Rep. Dave Camp (R-Mich.), chairman of the House Ways and Means Committee,… (Pablo Martinez Monsivais…)
WASHINGTON — Top career officials in the Internal Revenue Service withheld information from Congress for months about the tax agency's targeting of conservative organizations for extra scrutiny, according to documents released Monday as a controversy involving alleged political bias in tax enforcement gathered strength.
Members of Congress called for firing the agency's acting commissioner, one of the senior officials involved, and President Obama said he would "not tolerate" any such abuse of power by the IRS.
"If you've got the IRS operating in anything less than a neutral and nonpartisan way, then that is outrageous; it's contrary to our traditions. And people have to be held accountable, and it's got to be fixed," Obama said at a White House news conference, noting that the IRS' practices are under investigation. "We'll wait and see what exactly all the details and the facts are. But I've got no patience with it. I will not tolerate it. And we will make sure that we find out exactly what happened on this."
House Ways and Means Committee Chairman Dave Camp (R-Mich.) announced a hearing Friday. "News that the agency admits it targeted American taxpayers based on politics is both astounding and appalling," he said. "It is almost inconceivable to imagine that top officials at the IRS knew conservative groups were being targeted but chose to willfully mislead the committee's investigation into this practice."
Despite calls for firings, neither the president nor members of Congress have legal authority to fire any IRS officials other than the commissioner and general counsel, who are the agency's two political appointees. Neither of those jobs is currently filled.
Top officials at the IRS didn't reveal the improper targeting until Friday, when it acknowledged mistakes it said had been made by its Cincinnati office, the main office handling tax-exempt entities — although members of Congress started asking questions about the agency's handling of tea party organizations as early as 2011.
On Monday, Jay Sekulow, a lawyer representing 27 tea party groups, said IRS queries came not only from Cincinnati but from offices in Washington, D.C., and Laguna Niguel and El Monte, Calif.
Sekulow, a former lawyer for the IRS chief counsel's office, said the groups would continue to press for answers on who was guiding the review of tea party groups. "Agents can't do that on their own," he said.
Some groups were sent detailed questionnaires that asked about their relationships with candidates or public officials, details of their fundraising pitches and their lists of donors.
The controversy centers on "social welfare" organizations set up under section 501(c)4 of the tax code, which can participate in elections as long as politics is not their primary purpose. Unlike political committees, such groups are not required to disclose their donors.

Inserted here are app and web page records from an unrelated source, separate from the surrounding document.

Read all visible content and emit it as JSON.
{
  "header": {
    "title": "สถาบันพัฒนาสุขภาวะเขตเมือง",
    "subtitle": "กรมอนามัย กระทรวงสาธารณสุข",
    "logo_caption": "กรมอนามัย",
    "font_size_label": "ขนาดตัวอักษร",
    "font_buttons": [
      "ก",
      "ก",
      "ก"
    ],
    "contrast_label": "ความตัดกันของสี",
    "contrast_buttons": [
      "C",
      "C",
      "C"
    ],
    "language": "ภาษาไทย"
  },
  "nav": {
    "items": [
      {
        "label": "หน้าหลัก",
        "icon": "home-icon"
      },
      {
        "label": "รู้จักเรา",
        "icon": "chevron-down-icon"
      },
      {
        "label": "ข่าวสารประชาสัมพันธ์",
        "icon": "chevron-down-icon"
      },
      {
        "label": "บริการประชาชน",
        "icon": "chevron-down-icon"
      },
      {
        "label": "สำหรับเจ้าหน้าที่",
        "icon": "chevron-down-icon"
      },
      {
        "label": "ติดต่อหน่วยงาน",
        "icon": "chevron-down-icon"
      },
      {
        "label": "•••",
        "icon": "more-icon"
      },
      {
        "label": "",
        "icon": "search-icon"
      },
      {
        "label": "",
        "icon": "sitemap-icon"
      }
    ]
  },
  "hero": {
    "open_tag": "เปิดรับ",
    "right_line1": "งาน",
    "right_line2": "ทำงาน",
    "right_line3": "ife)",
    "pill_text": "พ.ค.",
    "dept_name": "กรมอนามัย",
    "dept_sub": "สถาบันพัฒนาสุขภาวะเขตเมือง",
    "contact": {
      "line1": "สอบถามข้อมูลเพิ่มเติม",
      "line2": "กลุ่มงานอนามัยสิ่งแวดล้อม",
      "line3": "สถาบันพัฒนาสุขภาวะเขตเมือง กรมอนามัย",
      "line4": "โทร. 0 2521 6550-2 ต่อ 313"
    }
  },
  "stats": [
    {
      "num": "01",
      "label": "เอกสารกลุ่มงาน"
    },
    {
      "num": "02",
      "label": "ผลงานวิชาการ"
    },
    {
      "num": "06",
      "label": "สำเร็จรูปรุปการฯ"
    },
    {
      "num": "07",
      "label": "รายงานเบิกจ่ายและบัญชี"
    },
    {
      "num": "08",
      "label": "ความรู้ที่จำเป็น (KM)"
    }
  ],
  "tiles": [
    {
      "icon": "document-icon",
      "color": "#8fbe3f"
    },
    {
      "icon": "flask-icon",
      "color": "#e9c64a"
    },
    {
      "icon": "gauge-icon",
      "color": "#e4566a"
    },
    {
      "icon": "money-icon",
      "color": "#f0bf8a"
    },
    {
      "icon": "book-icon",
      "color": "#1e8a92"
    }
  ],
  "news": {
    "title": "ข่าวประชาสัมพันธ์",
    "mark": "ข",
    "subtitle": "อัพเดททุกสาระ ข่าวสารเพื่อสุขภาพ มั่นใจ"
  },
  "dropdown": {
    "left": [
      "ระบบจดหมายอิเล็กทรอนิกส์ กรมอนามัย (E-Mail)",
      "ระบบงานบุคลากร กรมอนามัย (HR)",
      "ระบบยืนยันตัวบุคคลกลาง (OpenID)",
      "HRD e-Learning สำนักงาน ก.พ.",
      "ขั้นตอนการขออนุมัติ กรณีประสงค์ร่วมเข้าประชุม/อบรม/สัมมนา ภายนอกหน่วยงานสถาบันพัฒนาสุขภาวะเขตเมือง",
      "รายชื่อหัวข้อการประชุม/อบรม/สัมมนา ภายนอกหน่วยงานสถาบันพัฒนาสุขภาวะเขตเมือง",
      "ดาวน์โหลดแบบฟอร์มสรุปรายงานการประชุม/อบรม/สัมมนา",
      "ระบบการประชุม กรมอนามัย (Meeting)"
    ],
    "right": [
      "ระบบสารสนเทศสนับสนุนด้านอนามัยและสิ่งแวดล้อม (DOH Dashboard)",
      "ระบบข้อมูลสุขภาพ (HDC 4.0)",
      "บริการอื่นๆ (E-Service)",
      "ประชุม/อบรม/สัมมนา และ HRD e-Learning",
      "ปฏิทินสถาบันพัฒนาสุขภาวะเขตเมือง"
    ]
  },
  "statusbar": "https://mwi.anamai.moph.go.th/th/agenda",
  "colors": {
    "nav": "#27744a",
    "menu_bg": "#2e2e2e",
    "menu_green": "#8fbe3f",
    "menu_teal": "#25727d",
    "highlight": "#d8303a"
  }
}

Social welfare groups had a limited role in campaigns until 2010, when the Supreme Court ruled in the Citizens United case that corporations could spend unlimited sums on elections — a decision that also unleashed a flood of spending by the nonprofit groups.
The IRS staff has the job of determining which groups qualify for tax-exempt status. Lois Lerner, the IRS director of exempt organizations, said the disputed actions were devised as shortcuts by workers dealing with a flood of applications from groups seeking to become tax-exempt social welfare organizations.
The agency has acknowledged that employees in Cincinnati, in reviewing applications for nonprofit status, inappropriately singled out conservative organizations whose applications included the words "tea party" or "patriots" for closer examination.
But at least two top agency officials repeatedly assured members of Congress in 2012 that the IRS was processing applications in a smooth and consistent manner, even though they knew of the problems.
Steven T. Miller, a 20-year veteran of the agency who is the acting IRS commissioner, first learned on May 3, 2012, that the agency had inappropriately singled out groups by name, the IRS told the Los Angeles Times. A month later, Miller made no mention of the matter in a letter to Congress about the issue.
In a June 15, 2012, letter to the chairman of a key House oversight subcommittee, Miller wrote that after an increase in applications for tax-exempt status in 2010, the agency "took steps to coordinate the handling of the cases to ensure consistency."
Miller, then deputy IRS commissioner, noted that some applications had lingered "for a longer time than expected," according to the letter obtained by The Times. And he made an allusion to some internal problems, writing that, in early 2012, "issues with respect to these cases were brought to the attention" of top officials who "ensured more timely and consistent handling of the cases."